Then, the evidence suggests the United States has too many police officers doing prophylactic, preventative, or stop-and-frisk style policing. The style of policing that leads to district level harassment, pulling people over for no reason. But we have too little investment in the parts of police departments that investigate unsolved crimes. I'm talking about the investigator or the detective who comes to your house after there's been a robbery, an assault, a rape, or homicide. 

As compared to European countries, in the United States we actually underinvest in those parts of our police departments. Jill Leovy’s book Ghettoside shows this in dramatic detail. She describes an LAPD that's stopping and frisking Black drivers wantonly and yet the homicide detectives are still relying on a fax machine and the fax machine is broken. They have to go with their own money to Staples to buy a printer. Meanwhile, other aspects of the department are kitted out in this ridiculous riot gear that makes them look like they're in Fallujah. 

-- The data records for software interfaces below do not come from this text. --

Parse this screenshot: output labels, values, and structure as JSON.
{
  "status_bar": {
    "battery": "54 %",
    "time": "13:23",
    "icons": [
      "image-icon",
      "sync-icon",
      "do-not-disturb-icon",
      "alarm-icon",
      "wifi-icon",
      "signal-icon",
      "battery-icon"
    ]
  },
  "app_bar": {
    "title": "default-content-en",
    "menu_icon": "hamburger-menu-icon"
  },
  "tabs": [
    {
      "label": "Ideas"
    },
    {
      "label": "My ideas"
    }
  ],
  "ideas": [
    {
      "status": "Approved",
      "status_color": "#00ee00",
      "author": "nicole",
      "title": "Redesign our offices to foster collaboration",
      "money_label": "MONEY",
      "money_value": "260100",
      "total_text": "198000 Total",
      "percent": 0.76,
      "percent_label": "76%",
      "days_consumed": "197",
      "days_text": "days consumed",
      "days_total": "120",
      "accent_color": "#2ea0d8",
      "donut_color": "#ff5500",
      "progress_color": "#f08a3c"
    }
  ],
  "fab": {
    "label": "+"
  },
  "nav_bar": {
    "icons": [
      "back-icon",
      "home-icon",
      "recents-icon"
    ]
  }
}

That under investment is particularly damaging to Black communities because we're disproportionately victimised by crime. Because of racism and this allocation of resources, the police are less likely to respond in Black communities. The kids I used to work with in the charter schools in DC, we talk about no snitching, but one of the reasons they would never call the police after they'd been victimised by crime is they would say, “They're not even going to come. You're wasting time.” 

I did a Q&A with Jill Leovy too and her argument is one I've struggled to articulate in our present moment. She argues the state doesn't have a monopoly on violence in low-income Black neighbourhoods, because investigations of violence are deemphasised and crime victims or their loved ones often take retribution into their own hands.  But right now, establishing or preserving the state's monopoly on violence isn't an appealing talking point. 

Yes, this is another thing nobody's talking about. Whatever we're going to do instead of the police has to be accountable to the public. The best, most direct way to have accountability is to have the individuals be public employees. As long as we have 300 million guns in this country at least some of those state employees are going to themselves be armed. It's unreasonable to ask them to do the job without it. Not as many need to be armed as are armed now, but some of them need to be. But they can't be hiding behind union contracts or civil service protections which make it impossible to remove even the worst performing, most abusive officers. 

We can not call them police if we want to. That's semantic, but maybe symbolism matters. But those people have to be state employees. They can work with community-based nonprofits, but there are also communities that don't have as robust of a nonprofit network, and they deserve protection too. These [community] groups have to be accountable to the state and, when they don't exist, the state has to be there. 

Progressives get all the points I just made when it's applied to education. The notion that things be public and accountable to the state is understood when it comes to schools. It's exactly why so many people on the left are opposed to charter schools, because they say they don't have public accountability. They want these things to be a state function. But this point about the difficulty in removing this entirely from the hands of the state is, I think, one that liberals and progressives understand from other contexts.

Jake Blumgart is a staff writer at CityMetric.